=== Problem description ===
What is needed here is an exact copy of every entry.

Element data from apps and pages:
□ □ □ □ □

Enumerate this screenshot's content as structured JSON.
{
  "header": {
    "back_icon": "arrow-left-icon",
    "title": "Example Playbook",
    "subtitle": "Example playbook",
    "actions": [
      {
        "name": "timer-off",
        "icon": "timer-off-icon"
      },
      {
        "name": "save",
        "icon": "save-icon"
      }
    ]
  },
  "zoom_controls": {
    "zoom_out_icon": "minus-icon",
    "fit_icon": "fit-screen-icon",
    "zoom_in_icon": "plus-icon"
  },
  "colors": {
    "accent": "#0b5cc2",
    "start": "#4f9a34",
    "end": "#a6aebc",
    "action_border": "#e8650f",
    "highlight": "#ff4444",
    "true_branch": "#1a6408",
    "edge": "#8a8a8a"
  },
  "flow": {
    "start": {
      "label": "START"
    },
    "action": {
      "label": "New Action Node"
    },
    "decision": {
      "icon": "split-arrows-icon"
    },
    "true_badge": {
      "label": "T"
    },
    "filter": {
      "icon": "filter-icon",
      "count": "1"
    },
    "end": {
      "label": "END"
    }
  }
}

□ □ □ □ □

=== Answer to this problem ===
Enumerate this screenshot's content as structured JSON.
{
  "header": {
    "back_icon": "arrow-left-icon",
    "title": "Example Playbook",
    "subtitle": "Example playbook",
    "actions": [
      {
        "name": "timer-off",
        "icon": "timer-off-icon"
      },
      {
        "name": "save",
        "icon": "save-icon"
      }
    ]
  },
  "zoom_controls": {
    "zoom_out_icon": "minus-icon",
    "fit_icon": "fit-screen-icon",
    "zoom_in_icon": "plus-icon"
  },
  "colors": {
    "accent": "#0b5cc2",
    "start": "#4f9a34",
    "end": "#a6aebc",
    "action_border": "#e8650f",
    "highlight": "#ff4444",
    "true_branch": "#1a6408",
    "edge": "#8a8a8a"
  },
  "flow": {
    "start": {
      "label": "START"
    },
    "action": {
      "label": "New Action Node"
    },
    "decision": {
      "icon": "split-arrows-icon"
    },
    "true_badge": {
      "label": "T"
    },
    "filter": {
      "icon": "filter-icon",
      "count": "1"
    },
    "end": {
      "label": "END"
    }
  }
}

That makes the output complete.